* _Task details_: Copy the listing that follows exactly. Its pictures do not belong in the copy.
※
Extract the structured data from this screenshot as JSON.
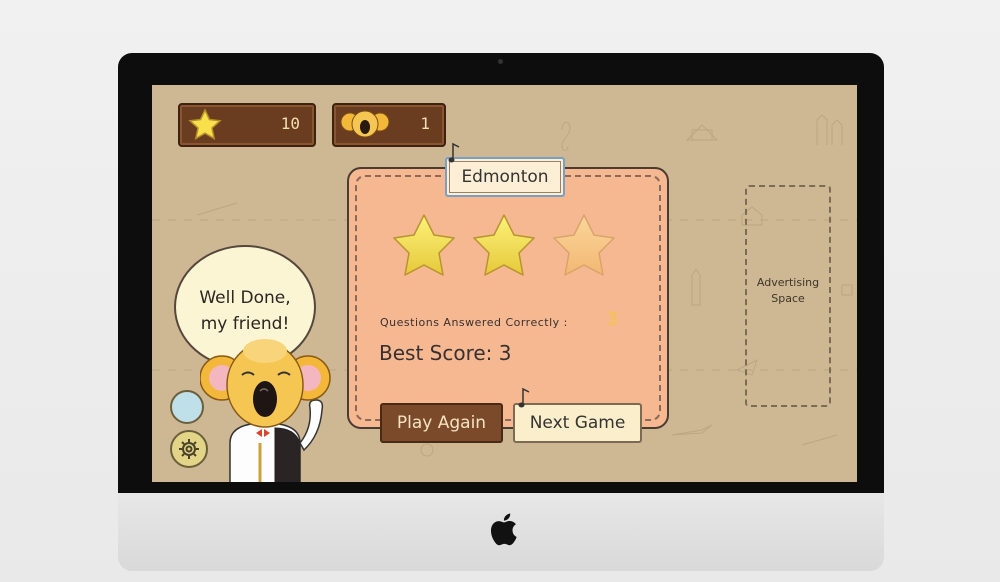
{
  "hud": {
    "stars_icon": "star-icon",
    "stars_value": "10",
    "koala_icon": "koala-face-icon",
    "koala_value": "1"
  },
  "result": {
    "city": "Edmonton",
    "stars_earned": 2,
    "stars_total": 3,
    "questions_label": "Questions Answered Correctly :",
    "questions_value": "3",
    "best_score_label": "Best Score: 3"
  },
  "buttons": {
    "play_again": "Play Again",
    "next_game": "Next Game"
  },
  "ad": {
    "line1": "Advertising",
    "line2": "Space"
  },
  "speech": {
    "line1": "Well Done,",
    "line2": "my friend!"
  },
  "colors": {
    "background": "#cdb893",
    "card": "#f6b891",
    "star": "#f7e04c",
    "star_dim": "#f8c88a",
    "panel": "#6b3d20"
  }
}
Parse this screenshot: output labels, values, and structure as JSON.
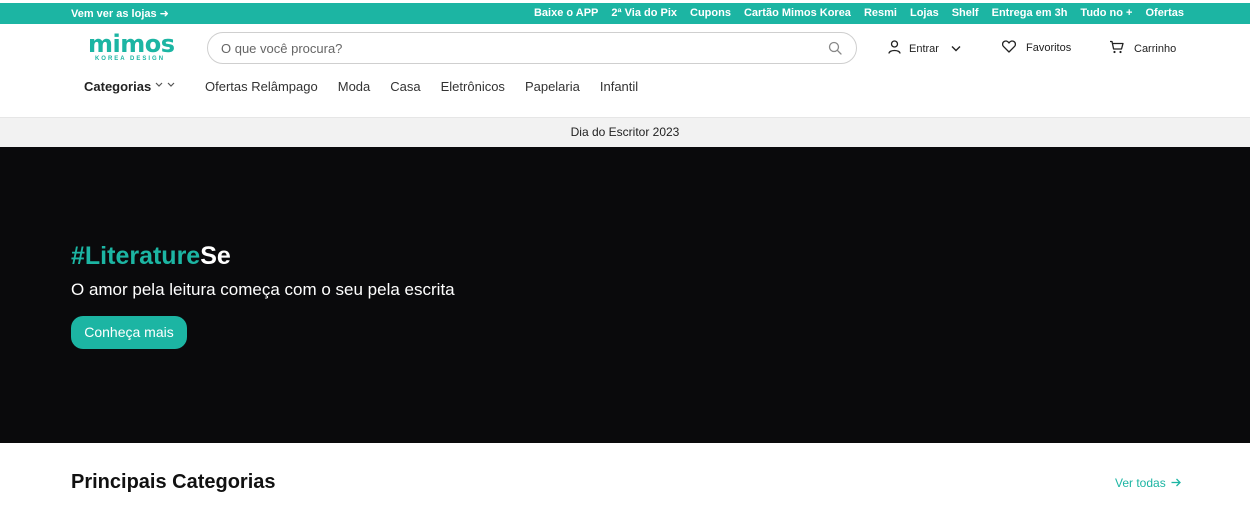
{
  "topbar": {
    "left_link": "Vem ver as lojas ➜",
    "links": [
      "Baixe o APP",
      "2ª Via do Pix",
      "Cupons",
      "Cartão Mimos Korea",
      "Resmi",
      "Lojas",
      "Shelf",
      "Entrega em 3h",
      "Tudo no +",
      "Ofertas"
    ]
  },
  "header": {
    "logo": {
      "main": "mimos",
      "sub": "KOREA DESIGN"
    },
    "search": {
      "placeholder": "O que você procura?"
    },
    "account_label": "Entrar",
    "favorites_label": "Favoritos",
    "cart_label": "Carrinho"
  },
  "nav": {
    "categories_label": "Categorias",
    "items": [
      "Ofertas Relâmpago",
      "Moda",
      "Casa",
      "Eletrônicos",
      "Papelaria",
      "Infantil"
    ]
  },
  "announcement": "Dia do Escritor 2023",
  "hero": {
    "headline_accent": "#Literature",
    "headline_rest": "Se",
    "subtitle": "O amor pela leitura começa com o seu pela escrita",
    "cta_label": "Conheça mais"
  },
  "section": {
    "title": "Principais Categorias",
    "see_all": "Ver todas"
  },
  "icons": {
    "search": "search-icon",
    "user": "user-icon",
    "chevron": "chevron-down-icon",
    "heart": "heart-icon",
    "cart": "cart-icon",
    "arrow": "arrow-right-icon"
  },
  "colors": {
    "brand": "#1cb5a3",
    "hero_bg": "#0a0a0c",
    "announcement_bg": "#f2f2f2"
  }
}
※
* _Task solution_:
Extract the structured data from this screenshot as JSON.
{
  "hud": {
    "stars_icon": "star-icon",
    "stars_value": "10",
    "koala_icon": "koala-face-icon",
    "koala_value": "1"
  },
  "result": {
    "city": "Edmonton",
    "stars_earned": 2,
    "stars_total": 3,
    "questions_label": "Questions Answered Correctly :",
    "questions_value": "3",
    "best_score_label": "Best Score: 3"
  },
  "buttons": {
    "play_again": "Play Again",
    "next_game": "Next Game"
  },
  "ad": {
    "line1": "Advertising",
    "line2": "Space"
  },
  "speech": {
    "line1": "Well Done,",
    "line2": "my friend!"
  },
  "colors": {
    "background": "#cdb893",
    "card": "#f6b891",
    "star": "#f7e04c",
    "star_dim": "#f8c88a",
    "panel": "#6b3d20"
  }
}
Parse this screenshot: output labels, values, and structure as JSON.
{
  "topbar": {
    "left_link": "Vem ver as lojas ➜",
    "links": [
      "Baixe o APP",
      "2ª Via do Pix",
      "Cupons",
      "Cartão Mimos Korea",
      "Resmi",
      "Lojas",
      "Shelf",
      "Entrega em 3h",
      "Tudo no +",
      "Ofertas"
    ]
  },
  "header": {
    "logo": {
      "main": "mimos",
      "sub": "KOREA DESIGN"
    },
    "search": {
      "placeholder": "O que você procura?"
    },
    "account_label": "Entrar",
    "favorites_label": "Favoritos",
    "cart_label": "Carrinho"
  },
  "nav": {
    "categories_label": "Categorias",
    "items": [
      "Ofertas Relâmpago",
      "Moda",
      "Casa",
      "Eletrônicos",
      "Papelaria",
      "Infantil"
    ]
  },
  "announcement": "Dia do Escritor 2023",
  "hero": {
    "headline_accent": "#Literature",
    "headline_rest": "Se",
    "subtitle": "O amor pela leitura começa com o seu pela escrita",
    "cta_label": "Conheça mais"
  },
  "section": {
    "title": "Principais Categorias",
    "see_all": "Ver todas"
  },
  "icons": {
    "search": "search-icon",
    "user": "user-icon",
    "chevron": "chevron-down-icon",
    "heart": "heart-icon",
    "cart": "cart-icon",
    "arrow": "arrow-right-icon"
  },
  "colors": {
    "brand": "#1cb5a3",
    "hero_bg": "#0a0a0c",
    "announcement_bg": "#f2f2f2"
  }
}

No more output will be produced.